While on the highway, we began hearing a bad sound coming out of the back of the van. We pulled into a mechanic shop in Tomah, WI (it was about 2 pm), where they had to keep the van overnight. Again, we got a room at the hotel, where we spent the rest of the day relaxing and hoping for the best.
The next morning, the diagnosis came in early. The spider axle was shorn, and there was no hope for fixing the van for under $1,000, nor within a week (we needed to get home).
The day that ensued was very chaotic. It is not worth going into all of the different phases and schemes that we thought up to get out of the mess. I will just tell you what we concluded on: Andrew flew home that day from La Crosse airport, getting a cab, and leaving his equipment behind. Toby and Mia rented a 2-seater one-way U-Haul in order to get home with the gear, and left Tomah that night. I bought a plane ticket online at a local library and flew home the next morning, out of La Crosse (the night that I spent alone in Tomah was legendarily depressing).
State College, PA
Toby and Mia made it to State College, PA in just under two days, time enough to play the show that Tartar Lamb had booked there. Allegedly, the show went well.
I arrived back in New York City several days earlier than I planned, which allowed me to get back to my jobs a little earlier and earn a little more money. This was good in light of some of the unexpected financial losses that I incurred during the tragic final days of the tour.

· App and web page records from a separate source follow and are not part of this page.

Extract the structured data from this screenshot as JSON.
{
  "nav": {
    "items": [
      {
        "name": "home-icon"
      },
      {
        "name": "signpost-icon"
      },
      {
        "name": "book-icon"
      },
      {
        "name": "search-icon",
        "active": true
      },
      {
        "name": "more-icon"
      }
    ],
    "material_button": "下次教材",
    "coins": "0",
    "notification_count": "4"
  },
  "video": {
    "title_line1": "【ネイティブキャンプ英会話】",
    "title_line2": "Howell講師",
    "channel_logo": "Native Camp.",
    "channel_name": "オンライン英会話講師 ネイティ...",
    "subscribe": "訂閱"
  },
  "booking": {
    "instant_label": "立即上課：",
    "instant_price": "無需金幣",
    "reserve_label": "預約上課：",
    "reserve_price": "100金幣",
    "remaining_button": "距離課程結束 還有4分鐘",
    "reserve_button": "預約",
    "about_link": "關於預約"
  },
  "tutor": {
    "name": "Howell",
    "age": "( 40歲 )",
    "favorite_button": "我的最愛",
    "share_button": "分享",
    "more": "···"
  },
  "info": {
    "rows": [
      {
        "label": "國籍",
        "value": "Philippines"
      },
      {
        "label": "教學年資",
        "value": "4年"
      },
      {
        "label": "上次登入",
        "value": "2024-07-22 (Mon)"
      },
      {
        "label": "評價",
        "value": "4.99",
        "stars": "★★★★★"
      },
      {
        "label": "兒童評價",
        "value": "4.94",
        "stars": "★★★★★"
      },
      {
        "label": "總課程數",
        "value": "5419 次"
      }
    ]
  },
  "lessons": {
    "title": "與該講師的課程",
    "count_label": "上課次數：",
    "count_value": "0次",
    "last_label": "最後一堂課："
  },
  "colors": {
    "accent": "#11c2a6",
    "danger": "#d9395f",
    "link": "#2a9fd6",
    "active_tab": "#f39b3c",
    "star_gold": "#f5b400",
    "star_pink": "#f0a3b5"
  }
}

Toby and Mia rolled up in the U-Haul in good time to play our Brooklyn show at the Water Street Lounge on Friday, January 20th. I met up with them at the Water Street Restaurant, above the Lounge, while they were eating a complimentary meal. Make A Rising from Philadelphia was the first band. I had never seen them before, though I had known the members for several years, and loved what I had heard on record. Their theatrical performance (which includes a boat and a large lobster) was a delight.
Hazel-Rah and Tartar Lamb played second. Our sets went over very well with our home-town crowd, and I felt great about that. The night ended with a set by the James Plotkin/Tim Wyskida duo.
It is worth noting a little of what happened to Toby after the tour. Toby returned the one-way U-Haul to the depot in Connecticut, and that went well. However, a major loop was thrown at him when he realized that it would be more expensive to “junk” the van and leave it in Wisconsin (and pay off the loan) than it would be to get it fixed. This began a chain of very extreme events.
Follow me here: Toby was now in Connecticut at his home in the town of Meriden. To leave the van in Wisconsin for any amount of time would mean more money, so the sooner he acted, the better. There is a Greyhound that, believe it or not, goes right to Tomah. Less than a week after beginning to settle down after this rather traumatic tour experience, Toby jumped into the Greyhound, and headed back for Tomah. This took a few days. After picking up the van, he then proceeded again to cross over half of the country (this would be the 6th time going such a distance in a little over a month); and for this final time he was alone. I have received the impression that much of the music on the new Kayo Dot album (Blue Lambency Downward) reflects this experience, and others like it that arose in that season.